Cash conversion cycle measures the lag between when companies have to pay their suppliers and when they get paid by their customers. At department store chain Macyâ€™s, itâ€™s 71 days. At the legendarily efficient Wal-Mart, 12 days. At Costco, with its limited inventory and super-fast turnover, itâ€™s just four days.
At Amazon, the cash conversion cycle was negative 24 days in 2014. That is, on average the company took in cash from customers 24 days before it paid it out to suppliers.See the chart
Days Sales Outstanding (DSO) is a standard accounting metric, defined as a measure of the average number of days that a company takes to collect revenue after a sale has been made. A low DSO value means that it takes a company fewer days to collect its accounts receivable. The formula to calculate DSO is written as: accounts receivable * (total sales/number of days).
This is caculated based on Accounts Receivable and Net Sales figures reported by Amazon.See the chart
Over time Amazon's metric has been increasing, suggesting a decrease in Amazon's ability to forecast supply and demand. High inventory velocity is key for Amazon's growth, allowing it to collect from customers before it has to pay supplies. Days Payable Outstanding (DPO) is related to this.
Days Inventory Outstanding (DIO) is a standard accounting metric, defined also as days sales of inventory, indicating how many days on average a company turns its inventory into sales.
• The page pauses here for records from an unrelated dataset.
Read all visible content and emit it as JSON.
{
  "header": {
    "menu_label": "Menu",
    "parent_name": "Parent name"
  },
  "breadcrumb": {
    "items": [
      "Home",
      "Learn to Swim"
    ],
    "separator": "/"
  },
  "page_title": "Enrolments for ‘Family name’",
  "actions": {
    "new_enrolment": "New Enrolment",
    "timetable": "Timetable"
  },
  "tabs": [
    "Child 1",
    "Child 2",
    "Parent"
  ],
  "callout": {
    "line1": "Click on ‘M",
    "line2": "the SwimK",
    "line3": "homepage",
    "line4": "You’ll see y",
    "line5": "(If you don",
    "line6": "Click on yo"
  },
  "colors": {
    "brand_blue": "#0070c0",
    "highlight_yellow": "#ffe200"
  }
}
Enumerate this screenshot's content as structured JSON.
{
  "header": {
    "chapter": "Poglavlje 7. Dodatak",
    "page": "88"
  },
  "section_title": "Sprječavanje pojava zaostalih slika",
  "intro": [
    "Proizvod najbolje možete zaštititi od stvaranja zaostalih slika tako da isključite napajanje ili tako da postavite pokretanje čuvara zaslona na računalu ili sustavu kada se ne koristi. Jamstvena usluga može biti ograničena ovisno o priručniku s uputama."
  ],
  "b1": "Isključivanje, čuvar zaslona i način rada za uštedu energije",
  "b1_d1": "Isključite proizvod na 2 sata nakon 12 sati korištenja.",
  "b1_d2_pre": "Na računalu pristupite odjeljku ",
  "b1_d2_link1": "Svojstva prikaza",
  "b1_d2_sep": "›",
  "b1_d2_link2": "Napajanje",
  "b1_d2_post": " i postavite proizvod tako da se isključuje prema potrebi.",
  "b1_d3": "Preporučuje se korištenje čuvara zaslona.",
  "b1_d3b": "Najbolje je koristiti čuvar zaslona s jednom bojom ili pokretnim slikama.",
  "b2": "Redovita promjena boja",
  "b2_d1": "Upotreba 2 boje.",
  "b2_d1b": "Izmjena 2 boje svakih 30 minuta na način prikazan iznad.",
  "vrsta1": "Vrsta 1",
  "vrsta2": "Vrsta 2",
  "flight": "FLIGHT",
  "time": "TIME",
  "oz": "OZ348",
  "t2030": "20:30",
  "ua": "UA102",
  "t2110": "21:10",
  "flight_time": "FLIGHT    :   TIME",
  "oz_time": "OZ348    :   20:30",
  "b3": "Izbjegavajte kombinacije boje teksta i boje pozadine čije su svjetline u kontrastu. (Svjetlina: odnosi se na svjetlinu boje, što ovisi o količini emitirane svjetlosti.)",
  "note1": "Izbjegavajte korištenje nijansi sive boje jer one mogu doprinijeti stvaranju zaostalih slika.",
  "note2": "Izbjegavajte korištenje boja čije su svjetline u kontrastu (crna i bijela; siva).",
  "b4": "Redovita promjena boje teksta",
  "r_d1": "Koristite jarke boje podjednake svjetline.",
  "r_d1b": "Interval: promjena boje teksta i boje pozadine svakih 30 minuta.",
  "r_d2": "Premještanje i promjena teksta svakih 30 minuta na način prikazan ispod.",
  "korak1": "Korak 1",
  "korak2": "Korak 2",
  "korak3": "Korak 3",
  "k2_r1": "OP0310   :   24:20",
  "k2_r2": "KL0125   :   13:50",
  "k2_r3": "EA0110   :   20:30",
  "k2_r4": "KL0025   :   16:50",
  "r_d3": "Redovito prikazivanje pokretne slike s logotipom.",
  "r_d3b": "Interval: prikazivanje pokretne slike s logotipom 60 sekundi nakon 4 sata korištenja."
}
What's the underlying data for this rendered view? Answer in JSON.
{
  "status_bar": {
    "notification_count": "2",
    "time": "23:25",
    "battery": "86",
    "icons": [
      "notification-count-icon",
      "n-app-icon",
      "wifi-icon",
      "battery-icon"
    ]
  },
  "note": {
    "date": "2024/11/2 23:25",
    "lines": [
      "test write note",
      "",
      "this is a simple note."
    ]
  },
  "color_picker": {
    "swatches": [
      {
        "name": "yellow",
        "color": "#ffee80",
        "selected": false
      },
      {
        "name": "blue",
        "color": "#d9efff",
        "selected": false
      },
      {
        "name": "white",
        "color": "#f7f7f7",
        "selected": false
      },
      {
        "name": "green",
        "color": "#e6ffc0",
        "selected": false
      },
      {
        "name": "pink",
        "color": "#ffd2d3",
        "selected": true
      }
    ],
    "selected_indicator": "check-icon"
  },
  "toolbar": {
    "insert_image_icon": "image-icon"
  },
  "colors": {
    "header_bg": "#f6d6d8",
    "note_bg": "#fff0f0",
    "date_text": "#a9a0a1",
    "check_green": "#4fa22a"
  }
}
In general, a lower DIO is better. The formula to calculate DIO is written as: average inventory / (cost of sales/number of days).
This is caculated based on ending Inventory for the current and previous quarter and Cost of Sales figures reported by Amazon.See the chart
By increasing days payable Amazon is able to fund their growth using suppliers' balance.
Key for Amazon is to have high inventory velocity, meaning they can collect from customers before payments to supplies are due. Inventory velocity is shown in Days Inventory Outstanding (DIO).
Days payable outstanding (DPO) is a standard accounting metric, showing company's average payable period. Days payable outstanding tells how long it takes a company to pay its invoices. The formula to calculate DPO is written as: ending accounts payable / (cost of sales/number of days).
This is caculated based on Accounts Payable and Cost of Sales figures reported by Amazon.See the chart
Estimated based on press releases and best-guesses. Amazon Prime was announced in 2005.
Amazon Prime is a subscription service that gives customers access to free shipping, streaming items on Amazon Music and Amazon Video and other benefits for a monthly fee of $10.99 or yearly fee of $99.
Customers with Amazon Prime subscription get free two-day shipping for most products. Marketplace sellers using Fulfillment by Amazon (FBA) to warehouse their products benefit from this too as their products are also available as part of Amazon Prime shipping.
According to latest 10-K annual report, retail subscription services revenue was 2014: $2.762 billion, 2015: $4.467 billion, 2016: $6.394 billion. This was used to estimate prime members number.See the chart
Percent of worldwide units sold by marketplace sellers.
As the marketplace share rises, the opportunities for sellers rises too - Amazon overall growth is directly available to marketplace sellers.
Amazon first introduced third-party sellers back in 2000. As Brad Stone wrote in The Everything Store:
Lower prices led to more customer visits. More customers increased the volume of sales and attracted more commission-paying third-party sellers to the site. That allowed Amazon to get more out of fixed costs like fulfillment centers and the servers needed to run the website. This greater efficiency then enabled it to lower prices further. Feed any piece of this flywheel, they reasoned, and it should accelerate the loop.See the chart